_Data under study:_

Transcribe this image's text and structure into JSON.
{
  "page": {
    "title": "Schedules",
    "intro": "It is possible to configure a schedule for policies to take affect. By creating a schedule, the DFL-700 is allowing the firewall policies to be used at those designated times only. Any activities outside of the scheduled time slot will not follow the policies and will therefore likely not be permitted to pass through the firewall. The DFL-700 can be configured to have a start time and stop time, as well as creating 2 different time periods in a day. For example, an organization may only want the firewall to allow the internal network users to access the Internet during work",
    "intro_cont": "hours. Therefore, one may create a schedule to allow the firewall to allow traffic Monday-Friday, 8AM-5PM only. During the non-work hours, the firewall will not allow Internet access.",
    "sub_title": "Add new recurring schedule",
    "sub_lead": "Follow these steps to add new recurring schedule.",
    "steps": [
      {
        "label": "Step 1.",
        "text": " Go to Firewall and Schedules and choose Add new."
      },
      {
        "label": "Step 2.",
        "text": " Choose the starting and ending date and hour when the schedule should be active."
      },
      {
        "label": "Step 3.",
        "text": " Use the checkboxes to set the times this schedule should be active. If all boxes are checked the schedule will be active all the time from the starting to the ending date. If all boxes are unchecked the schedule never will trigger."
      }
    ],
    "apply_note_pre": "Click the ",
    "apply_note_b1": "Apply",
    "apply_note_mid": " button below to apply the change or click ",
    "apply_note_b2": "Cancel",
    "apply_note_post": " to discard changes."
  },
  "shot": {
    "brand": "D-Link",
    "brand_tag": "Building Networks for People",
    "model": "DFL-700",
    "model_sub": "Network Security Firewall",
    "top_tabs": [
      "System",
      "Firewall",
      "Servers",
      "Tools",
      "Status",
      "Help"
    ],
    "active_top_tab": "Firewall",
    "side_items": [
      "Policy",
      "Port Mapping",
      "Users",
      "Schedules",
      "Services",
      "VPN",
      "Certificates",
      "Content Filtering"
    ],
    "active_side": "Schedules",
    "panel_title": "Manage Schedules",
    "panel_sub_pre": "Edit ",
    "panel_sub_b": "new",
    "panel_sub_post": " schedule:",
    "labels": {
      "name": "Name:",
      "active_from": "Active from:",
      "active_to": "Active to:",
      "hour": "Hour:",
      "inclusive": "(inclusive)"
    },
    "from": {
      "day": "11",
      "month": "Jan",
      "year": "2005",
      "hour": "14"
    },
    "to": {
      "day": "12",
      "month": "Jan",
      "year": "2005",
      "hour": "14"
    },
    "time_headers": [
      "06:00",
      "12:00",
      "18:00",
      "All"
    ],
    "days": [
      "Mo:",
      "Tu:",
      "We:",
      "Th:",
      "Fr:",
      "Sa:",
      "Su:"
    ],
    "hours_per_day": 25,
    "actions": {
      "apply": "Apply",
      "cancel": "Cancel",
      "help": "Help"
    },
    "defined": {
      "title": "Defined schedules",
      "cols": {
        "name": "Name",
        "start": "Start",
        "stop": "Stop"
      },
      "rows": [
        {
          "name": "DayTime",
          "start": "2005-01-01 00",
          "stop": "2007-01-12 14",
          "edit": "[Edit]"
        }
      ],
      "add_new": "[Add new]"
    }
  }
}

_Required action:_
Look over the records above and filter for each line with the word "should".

_Response area:_
        "text": " Choose the starting and ending date and hour when the schedule should be active."
        "text": " Use the checkboxes to set the times this schedule should be active. If all boxes are checked the schedule will be active all the time from the starting to the ending date. If all boxes are unchecked the schedule never will trigger."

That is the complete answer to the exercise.